**Assigned task**
Copy every entry exactly as given, minus the images.

**Extracted records**
—————
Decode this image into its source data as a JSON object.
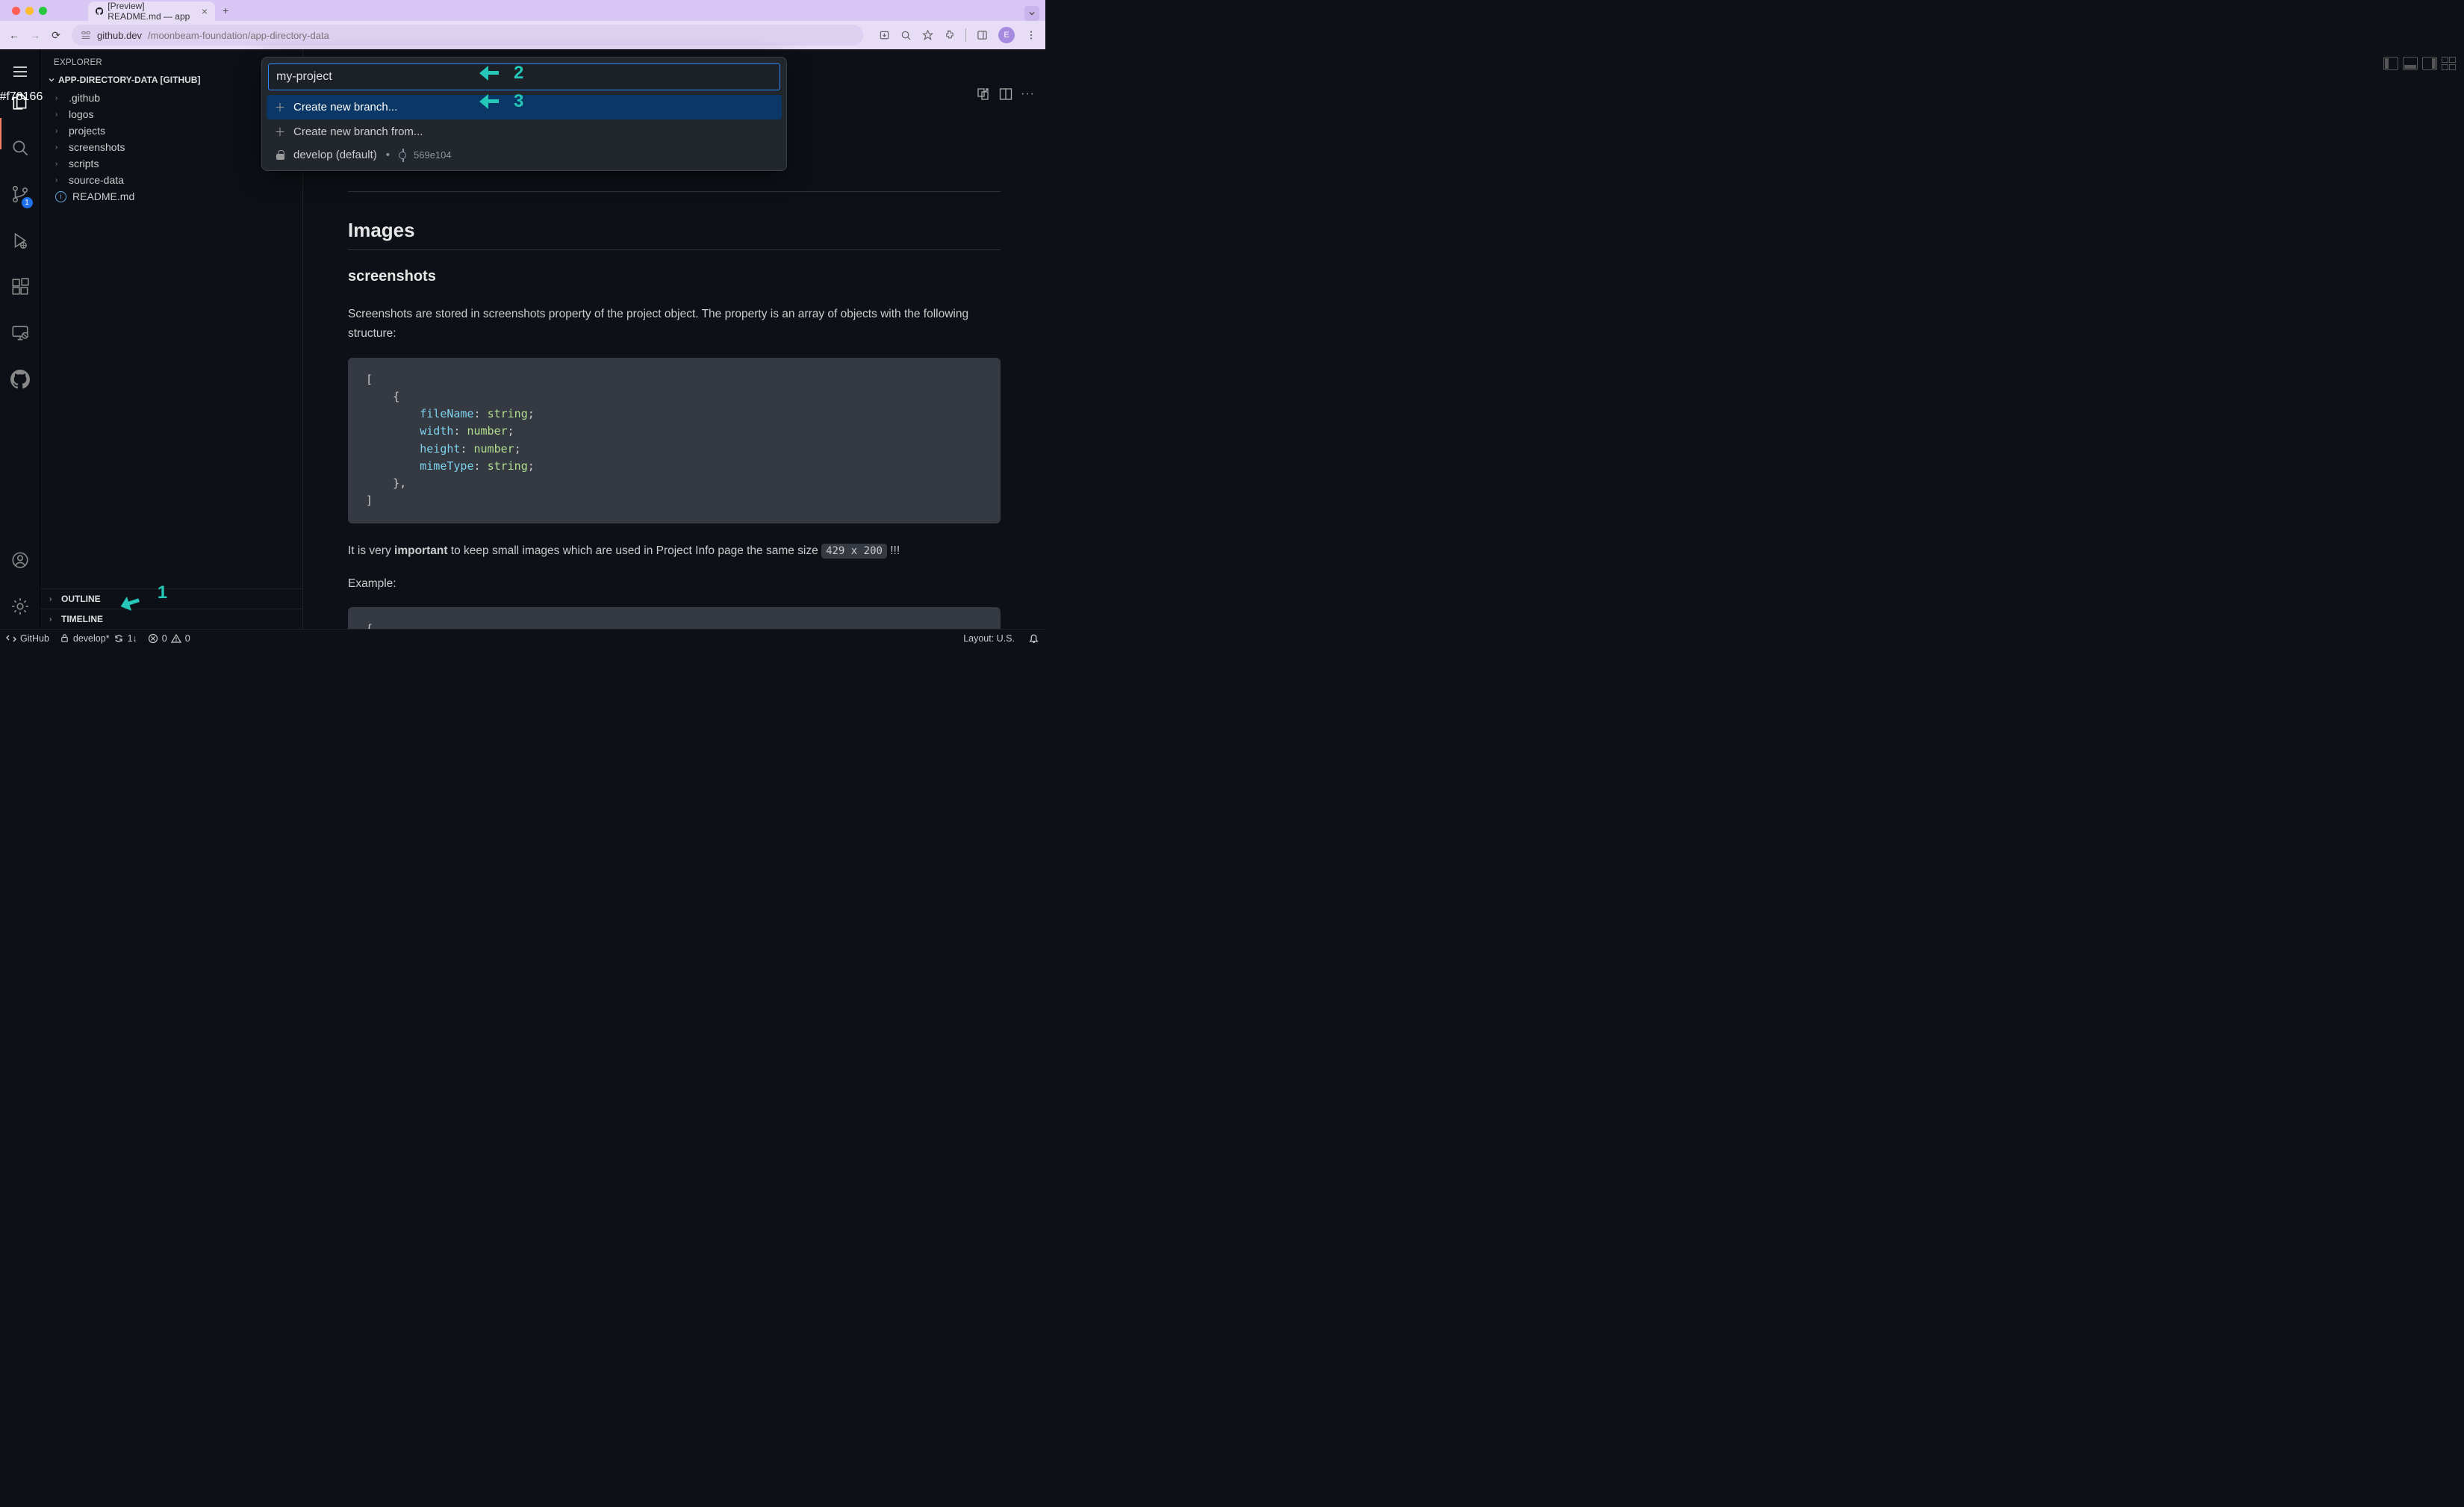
{
  "browser": {
    "tab_title": "[Preview] README.md — app",
    "url_host": "github.dev",
    "url_path": "/moonbeam-foundation/app-directory-data",
    "avatar_letter": "E"
  },
  "activity": {
    "scm_badge": "1"
  },
  "sidebar": {
    "title": "EXPLORER",
    "section": "APP-DIRECTORY-DATA [GITHUB]",
    "tree": [
      ".github",
      "logos",
      "projects",
      "screenshots",
      "scripts",
      "source-data"
    ],
    "readme": "README.md",
    "outline": "OUTLINE",
    "timeline": "TIMELINE"
  },
  "palette": {
    "input_value": "my-project",
    "items": [
      {
        "icon": "plus",
        "label": "Create new branch..."
      },
      {
        "icon": "plus",
        "label": "Create new branch from..."
      },
      {
        "icon": "lock",
        "label": "develop (default)",
        "commit": "569e104"
      }
    ]
  },
  "annotations": {
    "n1": "1",
    "n2": "2",
    "n3": "3"
  },
  "document": {
    "h2_images": "Images",
    "h3_screenshots": "screenshots",
    "p_intro": "Screenshots are stored in screenshots property of the project object. The property is an array of objects with the following structure:",
    "p_important_prefix": "It is very ",
    "p_important_bold": "important",
    "p_important_suffix": " to keep small images which are used in Project Info page the same size ",
    "p_important_code": "429 x 200",
    "p_important_tail": " !!!",
    "p_example": "Example:"
  },
  "status": {
    "remote": "GitHub",
    "branch": "develop*",
    "sync_down": "1↓",
    "errors": "0",
    "warnings": "0",
    "layout": "Layout: U.S."
  }
}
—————
**Result of this exercise**
Decode this image into its source data as a JSON object.
{
  "browser": {
    "tab_title": "[Preview] README.md — app",
    "url_host": "github.dev",
    "url_path": "/moonbeam-foundation/app-directory-data",
    "avatar_letter": "E"
  },
  "activity": {
    "scm_badge": "1"
  },
  "sidebar": {
    "title": "EXPLORER",
    "section": "APP-DIRECTORY-DATA [GITHUB]",
    "tree": [
      ".github",
      "logos",
      "projects",
      "screenshots",
      "scripts",
      "source-data"
    ],
    "readme": "README.md",
    "outline": "OUTLINE",
    "timeline": "TIMELINE"
  },
  "palette": {
    "input_value": "my-project",
    "items": [
      {
        "icon": "plus",
        "label": "Create new branch..."
      },
      {
        "icon": "plus",
        "label": "Create new branch from..."
      },
      {
        "icon": "lock",
        "label": "develop (default)",
        "commit": "569e104"
      }
    ]
  },
  "annotations": {
    "n1": "1",
    "n2": "2",
    "n3": "3"
  },
  "document": {
    "h2_images": "Images",
    "h3_screenshots": "screenshots",
    "p_intro": "Screenshots are stored in screenshots property of the project object. The property is an array of objects with the following structure:",
    "p_important_prefix": "It is very ",
    "p_important_bold": "important",
    "p_important_suffix": " to keep small images which are used in Project Info page the same size ",
    "p_important_code": "429 x 200",
    "p_important_tail": " !!!",
    "p_example": "Example:"
  },
  "status": {
    "remote": "GitHub",
    "branch": "develop*",
    "sync_down": "1↓",
    "errors": "0",
    "warnings": "0",
    "layout": "Layout: U.S."
  }
}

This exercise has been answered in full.